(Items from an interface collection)
• • • • • • •

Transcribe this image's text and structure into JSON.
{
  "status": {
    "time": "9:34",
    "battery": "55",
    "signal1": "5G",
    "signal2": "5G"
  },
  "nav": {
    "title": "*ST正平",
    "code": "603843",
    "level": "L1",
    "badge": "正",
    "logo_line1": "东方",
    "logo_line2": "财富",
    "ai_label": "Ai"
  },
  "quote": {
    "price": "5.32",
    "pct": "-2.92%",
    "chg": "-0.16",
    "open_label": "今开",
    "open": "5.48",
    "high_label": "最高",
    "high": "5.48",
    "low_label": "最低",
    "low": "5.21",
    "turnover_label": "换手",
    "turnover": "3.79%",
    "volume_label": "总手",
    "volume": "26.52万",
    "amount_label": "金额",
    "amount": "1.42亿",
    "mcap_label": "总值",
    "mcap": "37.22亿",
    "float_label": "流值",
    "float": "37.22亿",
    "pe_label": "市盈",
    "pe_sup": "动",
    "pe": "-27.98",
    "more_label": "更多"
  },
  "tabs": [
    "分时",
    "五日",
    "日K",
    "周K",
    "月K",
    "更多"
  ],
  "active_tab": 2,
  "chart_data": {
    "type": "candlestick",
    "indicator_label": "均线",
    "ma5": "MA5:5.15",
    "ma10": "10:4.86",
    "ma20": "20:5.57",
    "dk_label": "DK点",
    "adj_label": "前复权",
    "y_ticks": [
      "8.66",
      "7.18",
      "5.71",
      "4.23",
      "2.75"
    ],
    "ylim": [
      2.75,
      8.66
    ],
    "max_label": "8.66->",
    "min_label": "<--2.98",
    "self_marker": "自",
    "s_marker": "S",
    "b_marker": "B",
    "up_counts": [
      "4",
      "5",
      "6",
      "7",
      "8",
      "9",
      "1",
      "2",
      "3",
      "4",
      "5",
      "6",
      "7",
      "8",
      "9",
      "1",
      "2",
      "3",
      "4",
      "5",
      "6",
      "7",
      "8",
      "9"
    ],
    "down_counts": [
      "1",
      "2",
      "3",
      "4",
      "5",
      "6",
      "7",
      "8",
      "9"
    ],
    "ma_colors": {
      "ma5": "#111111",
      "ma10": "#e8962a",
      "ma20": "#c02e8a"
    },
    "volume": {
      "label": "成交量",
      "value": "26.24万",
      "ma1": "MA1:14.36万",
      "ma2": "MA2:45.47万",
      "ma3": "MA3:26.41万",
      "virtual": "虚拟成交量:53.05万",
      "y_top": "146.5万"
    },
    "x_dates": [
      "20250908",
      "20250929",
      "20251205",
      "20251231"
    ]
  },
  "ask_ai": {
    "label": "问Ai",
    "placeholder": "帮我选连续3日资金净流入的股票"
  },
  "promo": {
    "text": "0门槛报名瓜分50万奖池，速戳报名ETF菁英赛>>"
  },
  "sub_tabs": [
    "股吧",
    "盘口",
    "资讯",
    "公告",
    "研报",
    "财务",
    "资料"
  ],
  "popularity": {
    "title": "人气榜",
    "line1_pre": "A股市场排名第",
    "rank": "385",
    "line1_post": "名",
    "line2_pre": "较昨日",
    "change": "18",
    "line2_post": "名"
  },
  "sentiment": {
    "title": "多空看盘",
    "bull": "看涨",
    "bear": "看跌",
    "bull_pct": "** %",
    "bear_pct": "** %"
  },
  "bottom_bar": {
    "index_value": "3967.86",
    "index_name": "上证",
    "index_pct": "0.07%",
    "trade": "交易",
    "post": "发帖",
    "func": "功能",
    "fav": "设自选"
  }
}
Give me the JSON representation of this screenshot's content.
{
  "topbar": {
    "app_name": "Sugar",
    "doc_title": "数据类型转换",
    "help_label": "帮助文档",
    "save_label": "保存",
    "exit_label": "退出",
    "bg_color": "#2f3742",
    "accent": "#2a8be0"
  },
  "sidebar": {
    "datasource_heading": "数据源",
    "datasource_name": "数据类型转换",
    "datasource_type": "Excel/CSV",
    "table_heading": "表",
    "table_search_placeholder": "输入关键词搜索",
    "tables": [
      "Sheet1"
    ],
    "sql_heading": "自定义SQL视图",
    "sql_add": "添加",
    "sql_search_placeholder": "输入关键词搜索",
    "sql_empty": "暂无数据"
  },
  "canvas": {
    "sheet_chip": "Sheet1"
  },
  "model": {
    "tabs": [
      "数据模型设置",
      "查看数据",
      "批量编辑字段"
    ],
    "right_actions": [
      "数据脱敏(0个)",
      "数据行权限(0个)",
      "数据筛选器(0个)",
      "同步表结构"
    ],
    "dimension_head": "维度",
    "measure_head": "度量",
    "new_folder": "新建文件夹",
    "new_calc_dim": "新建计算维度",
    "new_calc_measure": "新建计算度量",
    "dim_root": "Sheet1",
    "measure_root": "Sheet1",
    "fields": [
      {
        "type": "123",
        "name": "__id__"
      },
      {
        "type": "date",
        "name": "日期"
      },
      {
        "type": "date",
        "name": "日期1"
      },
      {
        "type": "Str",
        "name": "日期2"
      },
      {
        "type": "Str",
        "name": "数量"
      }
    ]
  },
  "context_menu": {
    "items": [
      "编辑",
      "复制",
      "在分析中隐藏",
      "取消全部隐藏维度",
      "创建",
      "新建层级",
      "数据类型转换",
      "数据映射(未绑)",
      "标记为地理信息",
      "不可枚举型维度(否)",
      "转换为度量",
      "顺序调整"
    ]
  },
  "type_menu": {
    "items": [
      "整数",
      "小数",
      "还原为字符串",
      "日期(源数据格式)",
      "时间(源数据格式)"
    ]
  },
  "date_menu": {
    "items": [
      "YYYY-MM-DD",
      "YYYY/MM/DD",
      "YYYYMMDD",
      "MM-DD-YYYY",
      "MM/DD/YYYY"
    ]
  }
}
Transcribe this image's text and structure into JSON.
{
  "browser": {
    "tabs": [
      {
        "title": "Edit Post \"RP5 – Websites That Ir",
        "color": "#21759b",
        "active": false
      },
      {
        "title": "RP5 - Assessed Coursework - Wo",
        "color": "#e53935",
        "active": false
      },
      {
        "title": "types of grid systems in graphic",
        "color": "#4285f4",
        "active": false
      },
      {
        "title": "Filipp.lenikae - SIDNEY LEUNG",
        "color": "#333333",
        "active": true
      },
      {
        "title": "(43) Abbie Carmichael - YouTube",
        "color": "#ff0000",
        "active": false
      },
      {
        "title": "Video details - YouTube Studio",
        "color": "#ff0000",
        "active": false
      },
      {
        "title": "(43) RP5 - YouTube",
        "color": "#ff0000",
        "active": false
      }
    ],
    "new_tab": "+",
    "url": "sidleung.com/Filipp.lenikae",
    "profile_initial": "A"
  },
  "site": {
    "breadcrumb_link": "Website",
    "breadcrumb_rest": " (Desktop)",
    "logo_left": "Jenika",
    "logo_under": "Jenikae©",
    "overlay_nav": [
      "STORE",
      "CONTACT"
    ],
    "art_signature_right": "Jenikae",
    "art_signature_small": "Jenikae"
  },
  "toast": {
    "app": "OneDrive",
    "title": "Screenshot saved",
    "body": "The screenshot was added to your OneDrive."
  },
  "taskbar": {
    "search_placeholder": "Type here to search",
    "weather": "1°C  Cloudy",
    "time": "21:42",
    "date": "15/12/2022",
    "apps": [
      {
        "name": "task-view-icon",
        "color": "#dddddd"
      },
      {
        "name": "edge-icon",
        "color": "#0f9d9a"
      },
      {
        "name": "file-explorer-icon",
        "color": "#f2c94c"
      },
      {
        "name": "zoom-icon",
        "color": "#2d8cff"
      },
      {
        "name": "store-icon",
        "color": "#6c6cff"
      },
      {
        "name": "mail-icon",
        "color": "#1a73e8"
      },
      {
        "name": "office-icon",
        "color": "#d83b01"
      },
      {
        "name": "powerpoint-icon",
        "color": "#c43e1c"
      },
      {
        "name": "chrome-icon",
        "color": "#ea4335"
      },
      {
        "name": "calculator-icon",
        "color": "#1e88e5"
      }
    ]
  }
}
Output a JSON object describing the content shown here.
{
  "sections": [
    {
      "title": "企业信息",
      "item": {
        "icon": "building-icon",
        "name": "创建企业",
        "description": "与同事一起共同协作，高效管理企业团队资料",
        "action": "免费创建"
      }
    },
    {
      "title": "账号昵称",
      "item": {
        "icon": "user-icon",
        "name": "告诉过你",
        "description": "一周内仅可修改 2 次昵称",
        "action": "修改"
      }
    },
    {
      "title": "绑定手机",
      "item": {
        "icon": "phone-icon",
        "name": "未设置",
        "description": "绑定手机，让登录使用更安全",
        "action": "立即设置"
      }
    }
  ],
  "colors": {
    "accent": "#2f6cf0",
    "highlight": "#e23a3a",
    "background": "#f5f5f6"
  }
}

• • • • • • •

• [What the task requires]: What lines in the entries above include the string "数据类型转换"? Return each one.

• [Exercise response]:
    "doc_title": "数据类型转换",
    "datasource_name": "数据类型转换",
      "数据类型转换",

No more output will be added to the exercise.